The canal that takes its name from Count Camillo Benso di Cavour (1810-1861), Prime Minister of Piedmont and the creator of the modern Italian nation, is a remarkable feat of hydraulic engineering. It was designed to carry water from the River Po to irrigate the land to the north, particularly the Vercellese region, where cultivation was hampered by dry summers.
Irrigation channels were constructed in the area from the Middle Ages, but in the 1840s Francesco Rossi developed a scheme for a canal that would link the Po near Chivasso with its tributary, the River Ticino near Galliate, more than 80 km to the north-east. Under the patronage of Cavour, then president of the council of ministers of Piedmont, who owned large tracts of land in the Vercellese, the scheme was modified in the 1850s by Carlo Noe (Noah) and the canal was built with astonishing speed between 1863 and 1866, becoming one of the symbols of the new Italy. It succeeded in irrigating some 300,000 of agricultural land that was used principally for the cultivation of rice, and at some places also provided water power. Although the canal achieved its objectives, the company went bankrupt in 1868 and from 1874 it was managed by the state.

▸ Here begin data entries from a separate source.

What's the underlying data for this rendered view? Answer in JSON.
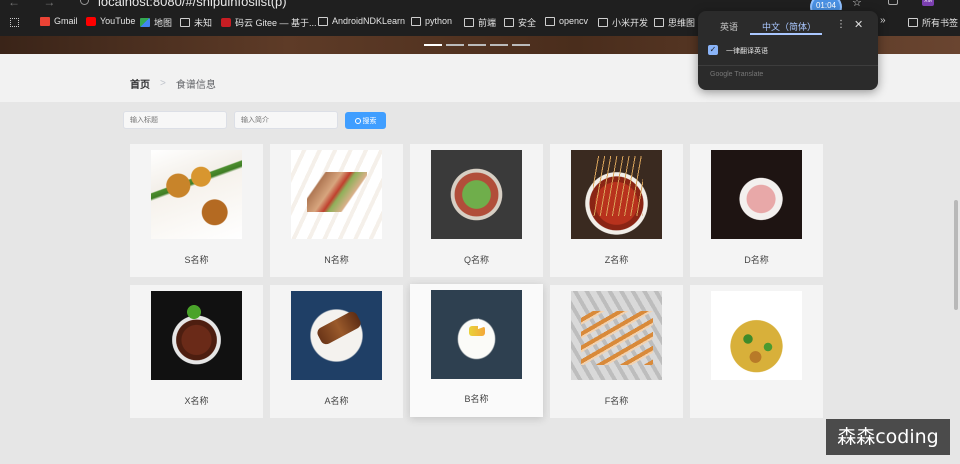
{
  "browser": {
    "url": "localhost:8080/#/shipuinfoslist(p)",
    "bookmarks": [
      {
        "label": "Gmail",
        "icon": "gmail-icon"
      },
      {
        "label": "YouTube",
        "icon": "youtube-icon"
      },
      {
        "label": "地图",
        "icon": "maps-icon"
      },
      {
        "label": "未知",
        "icon": "folder-icon"
      },
      {
        "label": "码云 Gitee — 基于...",
        "icon": "gitee-icon"
      },
      {
        "label": "AndroidNDKLearn",
        "icon": "folder-icon"
      },
      {
        "label": "python",
        "icon": "folder-icon"
      },
      {
        "label": "前端",
        "icon": "folder-icon"
      },
      {
        "label": "安全",
        "icon": "folder-icon"
      },
      {
        "label": "opencv",
        "icon": "folder-icon"
      },
      {
        "label": "小米开发",
        "icon": "folder-icon"
      },
      {
        "label": "思维图",
        "icon": "folder-icon"
      },
      {
        "label": "所有书签",
        "icon": "folder-icon"
      }
    ],
    "timer": "01:04",
    "profile_label": "XM"
  },
  "translate_popup": {
    "tab_source": "英语",
    "tab_target": "中文（简体）",
    "always_translate_label": "一律翻译英语",
    "always_translate_checked": true,
    "footer": "Google Translate",
    "more": "⋮",
    "close": "✕"
  },
  "breadcrumb": {
    "home": "首页",
    "separator": ">",
    "current": "食谱信息"
  },
  "search": {
    "title_placeholder": "输入标题",
    "intro_placeholder": "输入简介",
    "button_label": "搜索"
  },
  "recipes": [
    {
      "name": "S名称",
      "image": "skewers-with-green-vegetables"
    },
    {
      "name": "N名称",
      "image": "grilled-skewers"
    },
    {
      "name": "Q名称",
      "image": "salad-bowl"
    },
    {
      "name": "Z名称",
      "image": "chili-hotpot-skewers"
    },
    {
      "name": "D名称",
      "image": "sashimi-platter"
    },
    {
      "name": "X名称",
      "image": "braised-meat"
    },
    {
      "name": "A名称",
      "image": "kebab-plate"
    },
    {
      "name": "B名称",
      "image": "tofu-dish"
    },
    {
      "name": "F名称",
      "image": "shrimp-skewers"
    },
    {
      "name": "",
      "image": "kung-pao-chicken"
    }
  ],
  "watermark": "森森coding",
  "colors": {
    "primary": "#409eff",
    "page_bg": "#e6e6e6",
    "card_bg": "#f4f4f4",
    "chrome_bg": "#1f1f1f",
    "popup_bg": "#2b2b2b",
    "accent_blue": "#8ab4f8"
  }
}
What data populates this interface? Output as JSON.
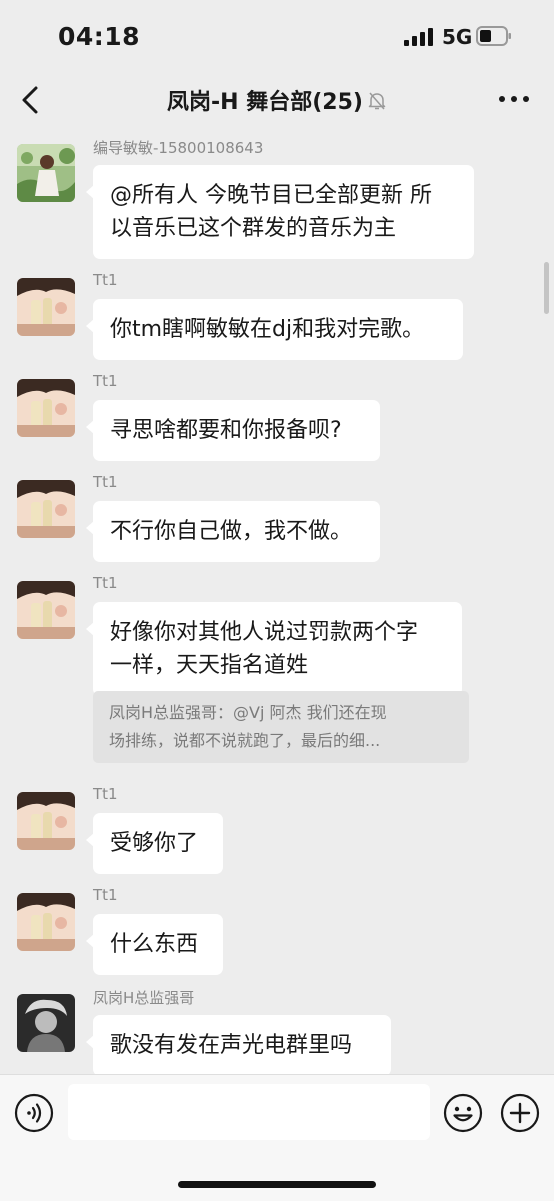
{
  "status": {
    "time": "04:18",
    "network": "5G"
  },
  "header": {
    "title": "凤岗-H 舞台部(25)"
  },
  "messages": [
    {
      "sender": "编导敏敏-15800108643",
      "lines": [
        "@所有人 今晚节目已全部更新 所",
        "以音乐已这个群发的音乐为主"
      ]
    },
    {
      "sender": "Tt1",
      "lines": [
        "你tm瞎啊敏敏在dj和我对完歌。"
      ]
    },
    {
      "sender": "Tt1",
      "lines": [
        "寻思啥都要和你报备呗?"
      ]
    },
    {
      "sender": "Tt1",
      "lines": [
        "不行你自己做，我不做。"
      ]
    },
    {
      "sender": "Tt1",
      "lines": [
        "好像你对其他人说过罚款两个字",
        "一样，天天指名道姓"
      ],
      "quote": [
        "凤岗H总监强哥：@Vj 阿杰 我们还在现",
        "场排练，说都不说就跑了，最后的细..."
      ]
    },
    {
      "sender": "Tt1",
      "lines": [
        "受够你了"
      ]
    },
    {
      "sender": "Tt1",
      "lines": [
        "什么东西"
      ]
    },
    {
      "sender": "凤岗H总监强哥",
      "lines": [
        "歌没有发在声光电群里吗"
      ]
    }
  ],
  "icons": {
    "back": "chevron-left-icon",
    "mute": "bell-off-icon",
    "more": "more-dots-icon",
    "voice": "voice-icon",
    "emoji": "emoji-icon",
    "plus": "plus-icon"
  },
  "colors": {
    "background": "#ededed",
    "bubble": "#ffffff",
    "quote": "#e2e2e2",
    "sender": "#8a8a8a"
  }
}
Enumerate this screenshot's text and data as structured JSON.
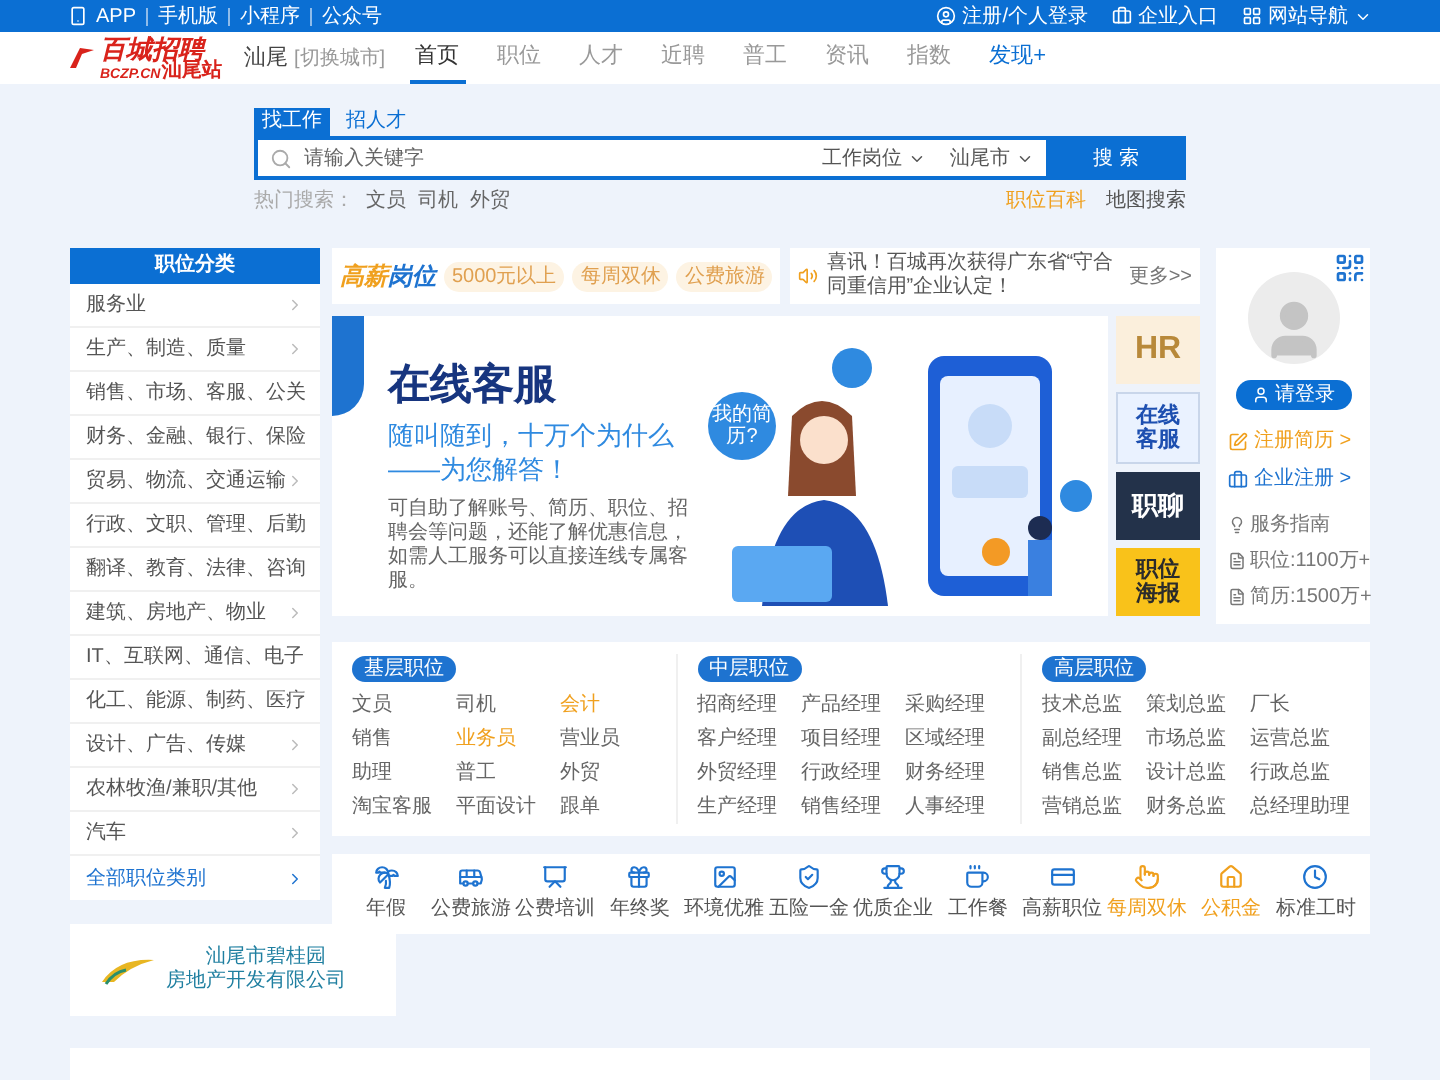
{
  "top_bar": {
    "left_links": [
      "APP",
      "手机版",
      "小程序",
      "公众号"
    ],
    "right_links": [
      {
        "kind": "user",
        "label": "注册/个人登录"
      },
      {
        "kind": "company",
        "label": "企业入口"
      },
      {
        "kind": "nav",
        "label": "网站导航"
      }
    ]
  },
  "header": {
    "logo_name": "百城招聘",
    "logo_domain": "BCZP.CN",
    "logo_station": "汕尾站",
    "city": "汕尾",
    "switch_city": "[切换城市]",
    "nav": [
      {
        "label": "首页",
        "selected": true,
        "highlight": false
      },
      {
        "label": "职位",
        "selected": false,
        "highlight": false
      },
      {
        "label": "人才",
        "selected": false,
        "highlight": false
      },
      {
        "label": "近聘",
        "selected": false,
        "highlight": false
      },
      {
        "label": "普工",
        "selected": false,
        "highlight": false
      },
      {
        "label": "资讯",
        "selected": false,
        "highlight": false
      },
      {
        "label": "指数",
        "selected": false,
        "highlight": false
      },
      {
        "label": "发现+",
        "selected": false,
        "highlight": true
      }
    ]
  },
  "search": {
    "tabs": [
      {
        "label": "找工作",
        "selected": true
      },
      {
        "label": "招人才",
        "selected": false
      }
    ],
    "placeholder": "请输入关键字",
    "dropdowns": [
      "工作岗位",
      "汕尾市"
    ],
    "button": "搜 索",
    "hot_label": "热门搜索：",
    "hot_words": [
      "文员",
      "司机",
      "外贸"
    ],
    "links": [
      {
        "label": "职位百科",
        "highlight": true
      },
      {
        "label": "地图搜索",
        "highlight": false
      }
    ]
  },
  "categories": {
    "title": "职位分类",
    "items": [
      "服务业",
      "生产、制造、质量",
      "销售、市场、客服、公关",
      "财务、金融、银行、保险",
      "贸易、物流、交通运输",
      "行政、文职、管理、后勤",
      "翻译、教育、法律、咨询",
      "建筑、房地产、物业",
      "IT、互联网、通信、电子",
      "化工、能源、制药、医疗",
      "设计、广告、传媒",
      "农林牧渔/兼职/其他",
      "汽车"
    ],
    "all_label": "全部职位类别"
  },
  "company_ad": {
    "name_line1": "汕尾市碧桂园",
    "name_line2": "房地产开发有限公司"
  },
  "promo": {
    "logo_a": "高薪",
    "logo_b": "岗位",
    "tags": [
      "5000元以上",
      "每周双休",
      "公费旅游"
    ]
  },
  "news": {
    "text": "喜讯！百城再次获得广东省“守合同重信用”企业认定！",
    "more": "更多>>"
  },
  "banner": {
    "title": "在线客服",
    "subtitle_lines": [
      "随叫随到，十万个为什么",
      "——为您解答！"
    ],
    "description": "可自助了解账号、简历、职位、招聘会等问题，还能了解优惠信息，如需人工服务可以直接连线专属客服。",
    "bubble": "我的简历?"
  },
  "side_tiles": [
    {
      "kind": "hr",
      "label": "HR"
    },
    {
      "kind": "service",
      "label": "在线客服"
    },
    {
      "kind": "chat",
      "label": "职聊"
    },
    {
      "kind": "poster",
      "label": "职位海报"
    }
  ],
  "user_card": {
    "login": "请登录",
    "links": [
      {
        "kind": "resume",
        "label": "注册简历 >"
      },
      {
        "kind": "company",
        "label": "企业注册 >"
      }
    ],
    "stats": [
      {
        "kind": "guide",
        "label": "服务指南"
      },
      {
        "kind": "jobs",
        "label": "职位:1100万+"
      },
      {
        "kind": "resumes",
        "label": "简历:1500万+"
      }
    ]
  },
  "job_groups": [
    {
      "title": "基层职位",
      "items": [
        {
          "label": "文员",
          "highlight": false
        },
        {
          "label": "司机",
          "highlight": false
        },
        {
          "label": "会计",
          "highlight": true
        },
        {
          "label": "销售",
          "highlight": false
        },
        {
          "label": "业务员",
          "highlight": true
        },
        {
          "label": "营业员",
          "highlight": false
        },
        {
          "label": "助理",
          "highlight": false
        },
        {
          "label": "普工",
          "highlight": false
        },
        {
          "label": "外贸",
          "highlight": false
        },
        {
          "label": "淘宝客服",
          "highlight": false
        },
        {
          "label": "平面设计",
          "highlight": false
        },
        {
          "label": "跟单",
          "highlight": false
        }
      ]
    },
    {
      "title": "中层职位",
      "items": [
        {
          "label": "招商经理",
          "highlight": false
        },
        {
          "label": "产品经理",
          "highlight": false
        },
        {
          "label": "采购经理",
          "highlight": false
        },
        {
          "label": "客户经理",
          "highlight": false
        },
        {
          "label": "项目经理",
          "highlight": false
        },
        {
          "label": "区域经理",
          "highlight": false
        },
        {
          "label": "外贸经理",
          "highlight": false
        },
        {
          "label": "行政经理",
          "highlight": false
        },
        {
          "label": "财务经理",
          "highlight": false
        },
        {
          "label": "生产经理",
          "highlight": false
        },
        {
          "label": "销售经理",
          "highlight": false
        },
        {
          "label": "人事经理",
          "highlight": false
        }
      ]
    },
    {
      "title": "高层职位",
      "items": [
        {
          "label": "技术总监",
          "highlight": false
        },
        {
          "label": "策划总监",
          "highlight": false
        },
        {
          "label": "厂长",
          "highlight": false
        },
        {
          "label": "副总经理",
          "highlight": false
        },
        {
          "label": "市场总监",
          "highlight": false
        },
        {
          "label": "运营总监",
          "highlight": false
        },
        {
          "label": "销售总监",
          "highlight": false
        },
        {
          "label": "设计总监",
          "highlight": false
        },
        {
          "label": "行政总监",
          "highlight": false
        },
        {
          "label": "营销总监",
          "highlight": false
        },
        {
          "label": "财务总监",
          "highlight": false
        },
        {
          "label": "总经理助理",
          "highlight": false
        }
      ]
    }
  ],
  "benefits": [
    {
      "kind": "palm",
      "label": "年假",
      "highlight": false
    },
    {
      "kind": "bus",
      "label": "公费旅游",
      "highlight": false
    },
    {
      "kind": "board",
      "label": "公费培训",
      "highlight": false
    },
    {
      "kind": "gift",
      "label": "年终奖",
      "highlight": false
    },
    {
      "kind": "image",
      "label": "环境优雅",
      "highlight": false
    },
    {
      "kind": "shield",
      "label": "五险一金",
      "highlight": false
    },
    {
      "kind": "trophy",
      "label": "优质企业",
      "highlight": false
    },
    {
      "kind": "coffee",
      "label": "工作餐",
      "highlight": false
    },
    {
      "kind": "card",
      "label": "高薪职位",
      "highlight": false
    },
    {
      "kind": "hand",
      "label": "每周双休",
      "highlight": true
    },
    {
      "kind": "home",
      "label": "公积金",
      "highlight": true
    },
    {
      "kind": "clock",
      "label": "标准工时",
      "highlight": false
    }
  ]
}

The canal begins at Chivasso on the River Po, receives more water from the Dora Baltea river, passes under the Sessia River at Greggio, and follows a course to the north of the city of Novaro before joining the River Ticino at Galliate, 85 km from Chivasso. The most spectacular engineering feature of the canal is the sluice house (chiavica) at Chivasso where water is extracted from the River Po. It is a monumental structure of brick and stone, 40 m long, with an arcade of 20 arches above the sluices, and carries the inscription ‘Canale Cavour’.
The canal is still an important part of the water management system of the region, and a riverside park, named after the bricel, the traditional vessel employed on the River Po navigation, was inaugurated in Chivasso in 2003.